The trio of actors have all starred in original Broadway musicals and standards alike before (Tveit originated major roles in Next to Normal and Catch Me If You Can, Ngaujah was Tony-nominated for his title role in Fela!, and Olivo was in the original cast of In the Heights and won a Tony for West Side Story). But they agree that Moulin Rouge!'s score comprised of pop hits was a unique draw. "I'm kind of a pop music junkie," says Tveit, who often performs pop covers in his own solo concerts. "I knew all the songs, and as I was reading I imagined how they would fit in the story, and I couldn't believe how well they fit.
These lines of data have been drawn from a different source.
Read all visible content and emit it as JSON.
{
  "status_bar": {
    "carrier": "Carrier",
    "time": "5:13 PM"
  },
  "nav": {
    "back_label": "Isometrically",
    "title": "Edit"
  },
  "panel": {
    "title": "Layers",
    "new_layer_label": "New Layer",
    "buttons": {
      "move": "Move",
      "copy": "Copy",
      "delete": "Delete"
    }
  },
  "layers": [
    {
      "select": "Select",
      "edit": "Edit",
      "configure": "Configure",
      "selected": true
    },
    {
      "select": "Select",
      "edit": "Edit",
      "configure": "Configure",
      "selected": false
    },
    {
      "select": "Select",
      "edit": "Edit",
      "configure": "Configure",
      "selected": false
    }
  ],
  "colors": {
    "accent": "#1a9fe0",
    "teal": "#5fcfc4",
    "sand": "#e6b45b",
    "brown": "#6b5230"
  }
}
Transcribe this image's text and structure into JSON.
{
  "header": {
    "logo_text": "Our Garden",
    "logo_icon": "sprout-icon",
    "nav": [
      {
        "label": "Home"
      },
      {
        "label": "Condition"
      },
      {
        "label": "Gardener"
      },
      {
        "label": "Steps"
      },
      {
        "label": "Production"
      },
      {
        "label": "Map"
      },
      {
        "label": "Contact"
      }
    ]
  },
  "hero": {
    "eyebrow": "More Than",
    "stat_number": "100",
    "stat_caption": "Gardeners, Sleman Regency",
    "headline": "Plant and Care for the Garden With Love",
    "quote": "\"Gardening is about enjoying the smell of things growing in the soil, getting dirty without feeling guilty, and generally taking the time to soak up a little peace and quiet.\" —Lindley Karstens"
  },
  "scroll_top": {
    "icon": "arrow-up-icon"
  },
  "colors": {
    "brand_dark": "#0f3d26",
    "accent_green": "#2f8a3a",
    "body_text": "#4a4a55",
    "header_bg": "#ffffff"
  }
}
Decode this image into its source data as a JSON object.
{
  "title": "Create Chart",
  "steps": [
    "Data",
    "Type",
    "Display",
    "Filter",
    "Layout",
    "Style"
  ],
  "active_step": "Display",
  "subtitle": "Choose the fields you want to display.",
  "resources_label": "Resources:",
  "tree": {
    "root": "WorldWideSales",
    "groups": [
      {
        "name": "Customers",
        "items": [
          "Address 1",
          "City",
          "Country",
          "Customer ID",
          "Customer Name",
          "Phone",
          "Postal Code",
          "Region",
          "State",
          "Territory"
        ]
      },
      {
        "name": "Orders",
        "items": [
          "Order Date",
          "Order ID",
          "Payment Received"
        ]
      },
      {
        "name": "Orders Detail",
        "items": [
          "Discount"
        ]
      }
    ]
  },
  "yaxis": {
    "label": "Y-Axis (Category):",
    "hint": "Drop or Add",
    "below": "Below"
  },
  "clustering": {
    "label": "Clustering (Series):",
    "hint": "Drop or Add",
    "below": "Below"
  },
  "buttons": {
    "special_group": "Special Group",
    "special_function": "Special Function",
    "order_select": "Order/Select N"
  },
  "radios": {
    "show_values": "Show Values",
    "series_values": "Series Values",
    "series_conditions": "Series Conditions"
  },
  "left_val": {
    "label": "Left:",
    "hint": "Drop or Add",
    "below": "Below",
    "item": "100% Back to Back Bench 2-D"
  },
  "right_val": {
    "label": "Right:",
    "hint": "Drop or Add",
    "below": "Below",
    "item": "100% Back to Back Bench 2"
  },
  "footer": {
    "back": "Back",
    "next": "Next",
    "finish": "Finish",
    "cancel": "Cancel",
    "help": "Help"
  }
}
I think they've done such a good job telling the story through these songs, that part of my brain isn't even thinking of them as pop songs [anymore]." Olivo, who wasn't as well-versed in current pop tunes, "went at it from an actor's perspective; I'd look at lyrics and think, is that what the character's supposed to be saying? In every single moment, it was. That's what sold me."

As the show veers between poignant romance, melodramatic tragedy and plenty of tongue-in-cheek humor, the actors have to negotiate sudden changes in tone, along with palpable audience reactions. "Tone is something we have to be hyper-aware of, or else things start to fall apart," says Olivo. "The recognition of a song, and how it's using the lyrics to forward the plot line, you start to see people understanding the movie and the show and how it all goes together. They're actually promoting the energy onstage with how they're receiving the material, and you can see it in us."

"You almost feel the audience reacting, so there's a glint or a wink you're able to do that's not out of bounds," adds Tveit. "You can go from tongue-in-cheek to a real serious realism." Ngaujah likens it to "a code" between the audience and actors each night.

In their chat with host Rebecca Milzoff, the trio reflect on the intricacies of performing the show's mash-ups in a narrative context, finding their senses of humor in character, and their favorite musical moments in the show.

#BillboardonBroadway is a weekly podcast devoted to all things musical theater and their overlap with pop music. Click here to subscribe to the #BillboardonBroadway podcast on iTunes, and let us know what you think on Twitter (@rebeccamilzoff) or by rating the podcast on iTunes.